Phallus and the Womb,
United we are, both of us,
The Source of Life Anew.
We are really No-Things
Beings joined with Form:
Animating Matter
The Cause of all that grows.
All creation springs from Love,
Heaven joins the Earth:
We are Souls united with the Flesh,
Death is joined with Life.
I am like Air.
You are like Fire.
A hearth is made in Our embrace.
Our loins the fuel, our kiss the spark,
We fan the Flame with Our desire.
Rising smoke from each caress,
Our Love the heat, Our Joy reflects
That through Our Seed, Our Souls are met:
through Our Cause we are Effect.
One reaches,
One withdraws.
Positive flows to negative,
In and out and ebb and flow
Are rhythms of this Universe.
One is born;
One grows old.
Life and Death are a single thread –
Binding Souls within the flesh
We can escape this slavish strife:
Awake! Fly! Be Your Immortal Soul!
We can transcend the Game of Life –

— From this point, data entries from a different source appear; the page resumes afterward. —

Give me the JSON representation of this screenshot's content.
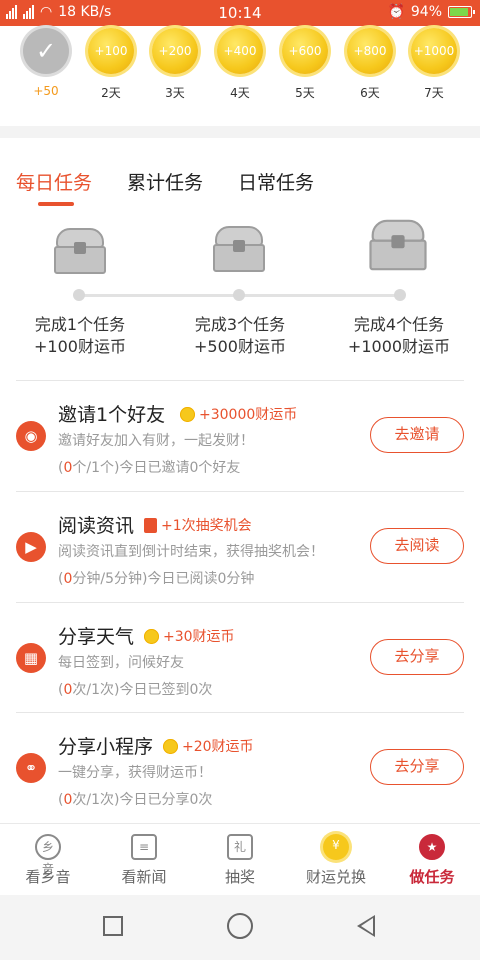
{
  "status_bar": {
    "network_speed": "18 KB/s",
    "time": "10:14",
    "battery": "94%"
  },
  "checkin": {
    "days": [
      {
        "reward": "✓",
        "label": "+50"
      },
      {
        "reward": "+100",
        "label": "2天"
      },
      {
        "reward": "+200",
        "label": "3天"
      },
      {
        "reward": "+400",
        "label": "4天"
      },
      {
        "reward": "+600",
        "label": "5天"
      },
      {
        "reward": "+800",
        "label": "6天"
      },
      {
        "reward": "+1000",
        "label": "7天"
      }
    ]
  },
  "tabs": [
    {
      "label": "每日任务",
      "active": true
    },
    {
      "label": "累计任务",
      "active": false
    },
    {
      "label": "日常任务",
      "active": false
    }
  ],
  "milestones": [
    {
      "line1": "完成1个任务",
      "line2": "+100财运币"
    },
    {
      "line1": "完成3个任务",
      "line2": "+500财运币"
    },
    {
      "line1": "完成4个任务",
      "line2": "+1000财运币"
    }
  ],
  "tasks": [
    {
      "icon": "invite-icon",
      "title": "邀请1个好友",
      "reward": "+30000财运币",
      "reward_icon": "coin-icon",
      "desc": "邀请好友加入有财，一起发财！",
      "prog_num": "0",
      "prog_text": "个/1个)今日已邀请0个好友",
      "button": "去邀请"
    },
    {
      "icon": "video-icon",
      "title": "阅读资讯",
      "reward": "+1次抽奖机会",
      "reward_icon": "ticket-icon",
      "desc": "阅读资讯直到倒计时结束，获得抽奖机会！",
      "prog_num": "0",
      "prog_text": "分钟/5分钟)今日已阅读0分钟",
      "button": "去阅读"
    },
    {
      "icon": "calendar-icon",
      "title": "分享天气",
      "reward": "+30财运币",
      "reward_icon": "coin-icon",
      "desc": "每日签到，问候好友",
      "prog_num": "0",
      "prog_text": "次/1次)今日已签到0次",
      "button": "去分享"
    },
    {
      "icon": "link-icon",
      "title": "分享小程序",
      "reward": "+20财运币",
      "reward_icon": "coin-icon",
      "desc": "一键分享，获得财运币！",
      "prog_num": "0",
      "prog_text": "次/1次)今日已分享0次",
      "button": "去分享"
    }
  ],
  "prog_open": "(",
  "bottom_nav": [
    {
      "label": "看乡音",
      "icon_text": "乡音"
    },
    {
      "label": "看新闻",
      "icon_text": "≡"
    },
    {
      "label": "抽奖",
      "icon_text": "礼"
    },
    {
      "label": "财运兑换",
      "icon_text": "¥"
    },
    {
      "label": "做任务",
      "icon_text": "★"
    }
  ],
  "colors": {
    "accent": "#e8522e",
    "active_nav": "#c9293a",
    "gold": "#f6c81c"
  }
}
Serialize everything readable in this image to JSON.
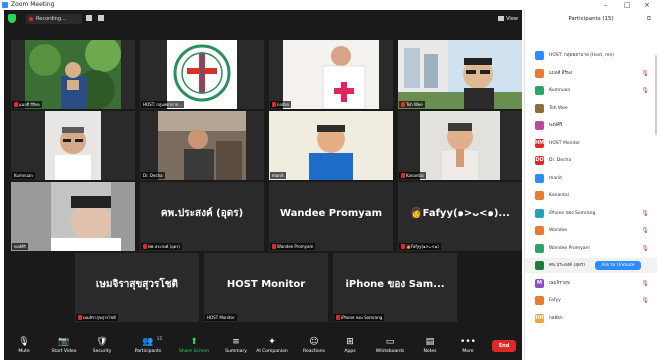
{
  "window": {
    "title": "Zoom Meeting",
    "controls": {
      "minimize": "–",
      "maximize": "□",
      "close": "×"
    }
  },
  "meeting": {
    "recording_label": "Recording...",
    "view_label": "View",
    "tiles": [
      {
        "name": "แมลสี สิริพง",
        "video": "garden-man",
        "muted": true,
        "big_name": ""
      },
      {
        "name": "HOST: กลุ่มพยาบาล...",
        "video": "logo",
        "muted": false,
        "big_name": ""
      },
      {
        "name": "กลอ๊อก",
        "video": "priest",
        "muted": true,
        "big_name": ""
      },
      {
        "name": "Toh Wee",
        "video": "man-glasses",
        "muted": true,
        "big_name": ""
      },
      {
        "name": "Kumnuan",
        "video": "older-man-glasses",
        "muted": false,
        "big_name": ""
      },
      {
        "name": "Dr. Decha",
        "video": "seated-man",
        "muted": false,
        "big_name": ""
      },
      {
        "name": "manit",
        "video": "man-blue",
        "muted": false,
        "big_name": ""
      },
      {
        "name": "Kanantai",
        "video": "woman-praying",
        "muted": true,
        "big_name": ""
      },
      {
        "name": "พงษ์ศิริ",
        "video": "woman-closeup",
        "muted": false,
        "big_name": ""
      },
      {
        "name": "พพ.ประสงค์ (อุดร)",
        "video": "",
        "muted": true,
        "big_name": "คพ.ประสงค์ (อุดร)"
      },
      {
        "name": "Wandee Promyam",
        "video": "",
        "muted": true,
        "big_name": "Wandee Promyam"
      },
      {
        "name": "👩Fafyy(๑>ᴗ<๑)",
        "video": "",
        "muted": true,
        "big_name": "👩Fafyy(๑>ᴗ<๑)..."
      },
      {
        "name": "เษมจิราสุขสุวรโชติ",
        "video": "",
        "muted": true,
        "big_name": "เษมจิราสุขสุวรโชติ"
      },
      {
        "name": "HOST Monitor",
        "video": "",
        "muted": false,
        "big_name": "HOST Monitor"
      },
      {
        "name": "iPhone ของ Somrang",
        "video": "",
        "muted": true,
        "big_name": "iPhone ของ Sam..."
      }
    ]
  },
  "controls": [
    {
      "label": "Mute",
      "icon": "mic-icon",
      "glyph": "🎙"
    },
    {
      "label": "Start Video",
      "icon": "video-off-icon",
      "glyph": "📷"
    },
    {
      "label": "Security",
      "icon": "shield-icon",
      "glyph": "🛡"
    },
    {
      "label": "Participants",
      "icon": "participants-icon",
      "glyph": "👥",
      "count": "15"
    },
    {
      "label": "Share Screen",
      "icon": "share-screen-icon",
      "glyph": "⬆"
    },
    {
      "label": "Summary",
      "icon": "summary-icon",
      "glyph": "≡"
    },
    {
      "label": "AI Companion",
      "icon": "ai-companion-icon",
      "glyph": "✦"
    },
    {
      "label": "Reactions",
      "icon": "reactions-icon",
      "glyph": "☺"
    },
    {
      "label": "Apps",
      "icon": "apps-icon",
      "glyph": "⊞"
    },
    {
      "label": "Whiteboards",
      "icon": "whiteboard-icon",
      "glyph": "▭"
    },
    {
      "label": "Notes",
      "icon": "notes-icon",
      "glyph": "▤"
    },
    {
      "label": "More",
      "icon": "more-icon",
      "glyph": "•••"
    }
  ],
  "end_label": "End",
  "participants_panel": {
    "title": "Participants (15)",
    "items": [
      {
        "name": "HOST: กลุ่มพยาบาล (Host, me)",
        "initials": "",
        "color": "#2d8cff",
        "icons": ""
      },
      {
        "name": "แมลสี สิริพง",
        "initials": "",
        "color": "#e87b2e",
        "icons": "🎙"
      },
      {
        "name": "Kumnuan",
        "initials": "",
        "color": "#2fa36b",
        "icons": "🎙"
      },
      {
        "name": "Toh Wee",
        "initials": "",
        "color": "#8a6d3b",
        "icons": ""
      },
      {
        "name": "พงษ์ศิริ",
        "initials": "",
        "color": "#b84a9b",
        "icons": ""
      },
      {
        "name": "HOST Monitor",
        "initials": "HM",
        "color": "#e02828",
        "icons": ""
      },
      {
        "name": "Dr. Decha",
        "initials": "DD",
        "color": "#e02828",
        "icons": ""
      },
      {
        "name": "manit",
        "initials": "",
        "color": "#2d8cff",
        "icons": ""
      },
      {
        "name": "Kanantai",
        "initials": "",
        "color": "#e87b2e",
        "icons": ""
      },
      {
        "name": "iPhone ของ Somrang",
        "initials": "",
        "color": "#23a3b8",
        "icons": "🎙"
      },
      {
        "name": "Wandee",
        "initials": "",
        "color": "#e87b2e",
        "icons": "🎙"
      },
      {
        "name": "Wandee Promyam",
        "initials": "",
        "color": "#2fa36b",
        "icons": "🎙"
      },
      {
        "name": "คพ.ประสงค์ (อุดร)",
        "initials": "",
        "color": "#1f7a3e",
        "icons": "",
        "action": "Ask to Unmute"
      },
      {
        "name": "เษมจิราสุข",
        "initials": "M",
        "color": "#8b4fc4",
        "icons": "🎙"
      },
      {
        "name": "Fafyy",
        "initials": "",
        "color": "#e87b2e",
        "icons": "🎙"
      },
      {
        "name": "กลอ๊อก",
        "initials": "HH",
        "color": "#f2a23a",
        "icons": ""
      }
    ]
  }
}
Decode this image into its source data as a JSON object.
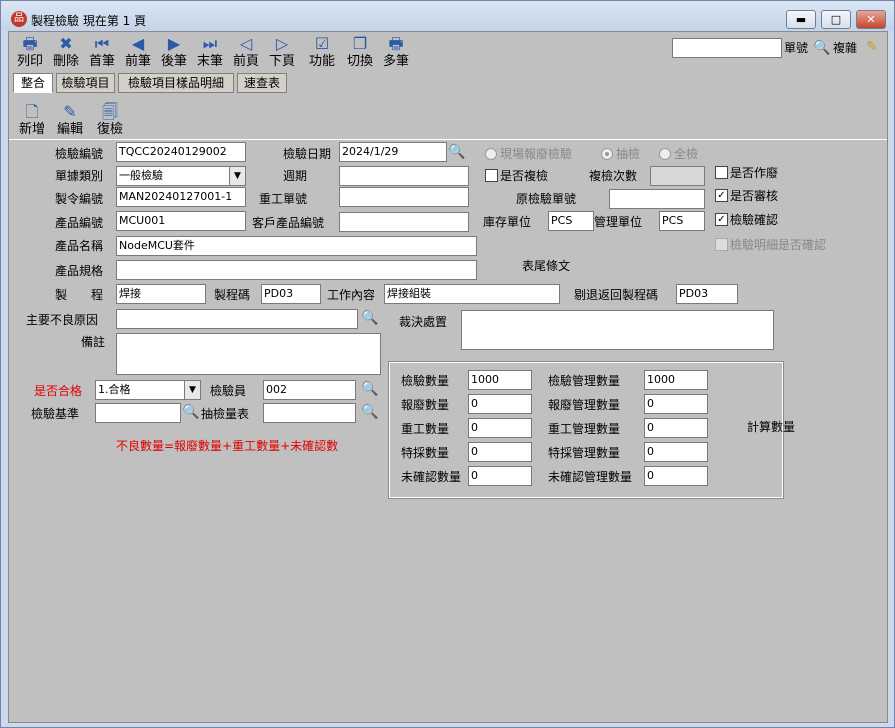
{
  "window": {
    "title": "製程檢驗  現在第 1 頁",
    "min": "▬",
    "max": "□",
    "close": "✕"
  },
  "toolbar": [
    {
      "label": "列印",
      "icon": "printer-icon",
      "glyph": "🖶"
    },
    {
      "label": "刪除",
      "icon": "delete-icon",
      "glyph": "✖"
    },
    {
      "label": "首筆",
      "icon": "first-record-icon",
      "glyph": "⏮"
    },
    {
      "label": "前筆",
      "icon": "prev-record-icon",
      "glyph": "◀"
    },
    {
      "label": "後筆",
      "icon": "next-record-icon",
      "glyph": "▶"
    },
    {
      "label": "末筆",
      "icon": "last-record-icon",
      "glyph": "⏭"
    },
    {
      "label": "前頁",
      "icon": "prev-page-icon",
      "glyph": "◁"
    },
    {
      "label": "下頁",
      "icon": "next-page-icon",
      "glyph": "▷"
    },
    {
      "label": "功能",
      "icon": "function-icon",
      "glyph": "☑"
    },
    {
      "label": "切換",
      "icon": "switch-icon",
      "glyph": "❐"
    },
    {
      "label": "多筆",
      "icon": "multi-record-icon",
      "glyph": "🖶"
    }
  ],
  "top_right": {
    "doc_no_label": "單號",
    "copy_label": "複雜"
  },
  "tabs": [
    "整合",
    "檢驗項目",
    "檢驗項目樣品明細",
    "速查表"
  ],
  "toolbar2": [
    {
      "label": "新增",
      "icon": "new-doc-icon",
      "glyph": "🗋"
    },
    {
      "label": "編輯",
      "icon": "edit-icon",
      "glyph": "✎"
    },
    {
      "label": "復檢",
      "icon": "recheck-icon",
      "glyph": "🗐"
    }
  ],
  "form": {
    "inspection_no_label": "檢驗編號",
    "inspection_no": "TQCC20240129002",
    "inspection_date_label": "檢驗日期",
    "inspection_date": "2024/1/29",
    "radio_onsite": "現場報廢檢驗",
    "radio_sample": "抽檢",
    "radio_full": "全檢",
    "doc_type_label": "單據類別",
    "doc_type": "一般檢驗",
    "period_label": "週期",
    "period": "",
    "is_recheck_label": "是否複檢",
    "recheck_count_label": "複檢次數",
    "recheck_count": "",
    "is_void_label": "是否作廢",
    "mo_no_label": "製令編號",
    "mo_no": "MAN20240127001-1",
    "rework_no_label": "重工單號",
    "rework_no": "",
    "orig_inspection_label": "原檢驗單號",
    "orig_inspection": "",
    "is_reviewed_label": "是否審核",
    "product_no_label": "產品編號",
    "product_no": "MCU001",
    "cust_product_label": "客戶產品編號",
    "cust_product": "",
    "stock_unit_label": "庫存單位",
    "stock_unit": "PCS",
    "mgmt_unit_label": "管理單位",
    "mgmt_unit": "PCS",
    "inspect_confirm_label": "檢驗確認",
    "product_name_label": "產品名稱",
    "product_name": "NodeMCU套件",
    "detail_confirm_label": "檢驗明細是否確認",
    "product_spec_label": "產品規格",
    "product_spec": "",
    "footer_label": "表尾條文",
    "process_label": "製　　程",
    "process": "焊接",
    "process_code_label": "製程碼",
    "process_code": "PD03",
    "work_content_label": "工作內容",
    "work_content": "焊接組裝",
    "return_code_label": "剔退返回製程碼",
    "return_code": "PD03",
    "main_defect_label": "主要不良原因",
    "main_defect": "",
    "disposition_label": "裁決處置",
    "disposition": "",
    "remark_label": "備註",
    "remark": "",
    "is_pass_label": "是否合格",
    "is_pass": "1.合格",
    "inspector_label": "檢驗員",
    "inspector": "002",
    "standard_label": "檢驗基準",
    "standard": "",
    "sample_table_label": "抽檢量表",
    "sample_table": "",
    "formula": "不良數量=報廢數量+重工數量+未確認數"
  },
  "quantities": {
    "inspect_qty_label": "檢驗數量",
    "inspect_qty": "1000",
    "inspect_mgmt_label": "檢驗管理數量",
    "inspect_mgmt": "1000",
    "scrap_qty_label": "報廢數量",
    "scrap_qty": "0",
    "scrap_mgmt_label": "報廢管理數量",
    "scrap_mgmt": "0",
    "rework_qty_label": "重工數量",
    "rework_qty": "0",
    "rework_mgmt_label": "重工管理數量",
    "rework_mgmt": "0",
    "special_qty_label": "特採數量",
    "special_qty": "0",
    "special_mgmt_label": "特採管理數量",
    "special_mgmt": "0",
    "unconfirmed_qty_label": "未確認數量",
    "unconfirmed_qty": "0",
    "unconfirmed_mgmt_label": "未確認管理數量",
    "unconfirmed_mgmt": "0",
    "calc_label": "計算數量"
  }
}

Create A Universe of Your Own!


— Lawrence R. Spencer —